My skin was chapped, my hands blue, my face a raging red.

I had come in from running in the cold and was chilled by the realization that it was not the same experience as running in the warmth of the sun.

The problem with running in cold weather is that you keep thinking it should be easier than running in the heat. But really, cold weather presents an abundance of medical and non-medical concerns that runners should be prepared to face.

Medical Concerns: Lung congestion and muscle strains are among the more minor medical problems running in the cold can cause, while increased stress on the heart is a major concern.

Running in any weather causes stress on the windpipe and stretches the tissue surrounding it, according to Dr. Robert Nirschl, an orthopedic surgeon and one of the nation's leading experts in sports medicine. Cold air seems to increase the amount of stress which often causes temporary wheezing, coughing and congestion even in runners who never experience these problems in warm weather.

Nirschl notes that these problems are rarely long-lasting, but he says they can be diminished or eliminated altogether by wearing a thin covering like a scarf or surgical covering over the mouth. "This will allow the runner to move air, but break the chill first," Nirschl says. Since moisture will form on the covering, Nirschl advises runners to carry a replacement or two.

Muscle strains, the most common cold-weather ailment of runners, often are caused by the runner's failure to distinguish between warm-up and flexibility exercising.

"I see runners go out in cold weather and the first thing they do is start stretching or pushing against a tree to loosen up," Nirschl says. "But there's lard inside our muscles that gels in the cold. If we strain before the lard is warmed up properly, the muscle must fight the gel, which causes friction." The result can be muscle soreness, strains or pulls.

Prior to attempting stretching and other flexibility exercises, Nirschl suggests warming up by running easily until breaking a light sweat. "By then the lard is liquidified substantially to eliminate friction," Nirschl says. "Then you can go on to flexibility exercises and harder running."

Runners should make an effort not to alter their running style by shifting body weight or changing movements to accommodate a chill.

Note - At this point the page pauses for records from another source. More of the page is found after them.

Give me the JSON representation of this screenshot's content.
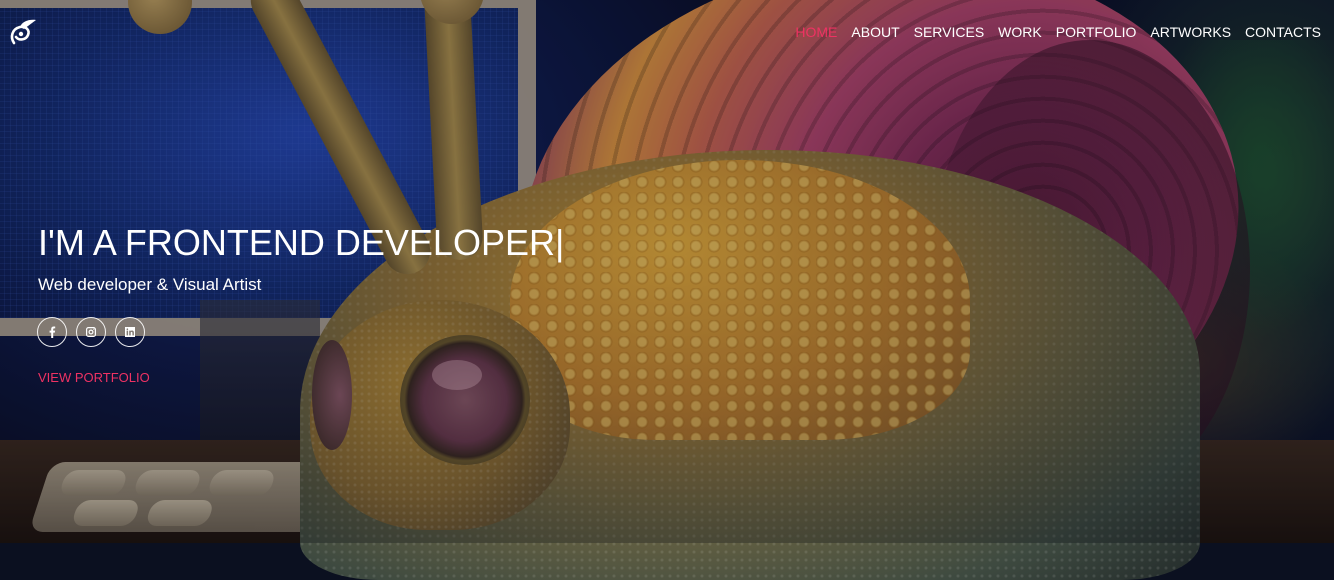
{
  "nav": {
    "items": [
      {
        "label": "HOME",
        "active": true
      },
      {
        "label": "ABOUT"
      },
      {
        "label": "SERVICES"
      },
      {
        "label": "WORK"
      },
      {
        "label": "PORTFOLIO"
      },
      {
        "label": "ARTWORKS"
      },
      {
        "label": "CONTACTS"
      }
    ]
  },
  "hero": {
    "title": "I'M A FRONTEND DEVELOPER|",
    "subtitle": "Web developer & Visual Artist",
    "socials": [
      {
        "icon": "facebook-icon"
      },
      {
        "icon": "instagram-icon"
      },
      {
        "icon": "linkedin-icon"
      }
    ],
    "cta_label": "VIEW PORTFOLIO"
  },
  "colors": {
    "accent": "#ef3263",
    "text": "#ffffff"
  }
}
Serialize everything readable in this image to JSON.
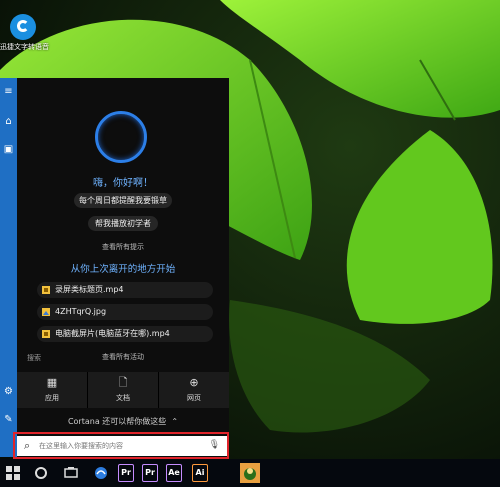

Such changes can result in assorted aches and pains.

"By changing running patterns, you change the force loads in a way the body is unaccustomed to," Nirschl explained. "You may, in effect, wind up asking different, less-prepared body parts to handle the loads and that subjects you to strains.

Since cold weather increases the overall amount of stress on the body, it can cause increased stress on the cardiovascular system. Running too hard in the cold weather without adequate warmup can prove dangerous to the heart.

"If the heart is pressured suddenly because the body is not heated up," Nirschl says, "it causes extra friction. This may cause the chemical system in the body to change suddenly. A very large swing (in the chemical structure) can cause disrhythmia -- a malfunction in the heart's rhythm."

Dishythmia, characterized by the heart missing beats or running beats together, can lead to cardiac arrest.

Nirschl urges cold-weather runners to remember that "warming up takes longer than in warm weather."

A warm-up may save you aches, pains and years of your life.

Non-medical Concerns: Judi Greenhalgh of Reston has been running year round since 1969. Several marathons, including four Marine Corps and one Boston, have passed under the soles of her running shoes and she currently acts as adviser and trainer of the Reston Runners. She offers the following advice on how to prepare for the discomforts of running in the cold.

Never overdress -- "If you do, you become overheated and you don't go the distance. Then you're defeating your purpose."

Greenhalgh suggest dressing in layers -- a T-shirt, thin turtleneck or scarf and a nylon windbreaker. For the legs, Greenhalgh recommends either tights or cotton sweat pants covered with gym shorts.

"When you feel your body temperature increasing remove some of the clothing." Greenhalgh says. The best way to carry removed clothing is to simply tie it around your waist.

Cover your head -- Greenhalgh suggests thin stocking-type hats that can be pulled down over your ears, which tend to get exposed and cold in the wind. Also, about 25 percent of your body heat can escape from an uncovered head, so a cap will wind up keeping more than your head warm.

Cover your hands -- Exposed fingers get chilled easily, but wearing gloves or mittens often causes perspiration to build up in the palms. Greenhalgh says socks are the most effective and comfortable hand-warmers since they keep the hands warm but allow some air and absorb perspiration.

Protect your skin -- Cold weather causes dryness to areas exposed to the weather and to areas supposedly protected from it. Applying Vaseline or chapstick to areas around the nose, eyes and lips before, during and after a run can prevent chafing and wind burn. Apply some body lotion after showering.

Protect your eyes -- The cold, Greenhalgh warns, can dry out a runner's eyes, causing a burning sensation. Sunglass provide the best protection.

Beware of wind-chill factor -- When it drops to 20 below or less, you might think about staying by the fire. "That's when you can really feel it," says Greenhalgh, who will trek through snow ("the greatest sight in the world") and ice ("you just have to learn how").